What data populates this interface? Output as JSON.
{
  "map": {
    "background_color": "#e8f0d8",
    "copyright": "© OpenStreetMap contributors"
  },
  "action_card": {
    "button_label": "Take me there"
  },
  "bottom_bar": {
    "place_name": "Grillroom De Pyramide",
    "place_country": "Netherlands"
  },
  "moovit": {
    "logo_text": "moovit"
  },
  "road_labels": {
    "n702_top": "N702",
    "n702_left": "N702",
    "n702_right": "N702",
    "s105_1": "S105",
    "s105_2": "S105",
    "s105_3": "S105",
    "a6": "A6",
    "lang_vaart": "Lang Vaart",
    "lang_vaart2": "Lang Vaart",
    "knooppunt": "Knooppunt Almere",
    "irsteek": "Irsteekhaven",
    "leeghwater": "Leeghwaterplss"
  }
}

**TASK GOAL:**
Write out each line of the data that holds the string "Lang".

**RESULT OF THE TASK:**
    "lang_vaart": "Lang Vaart",
    "lang_vaart2": "Lang Vaart",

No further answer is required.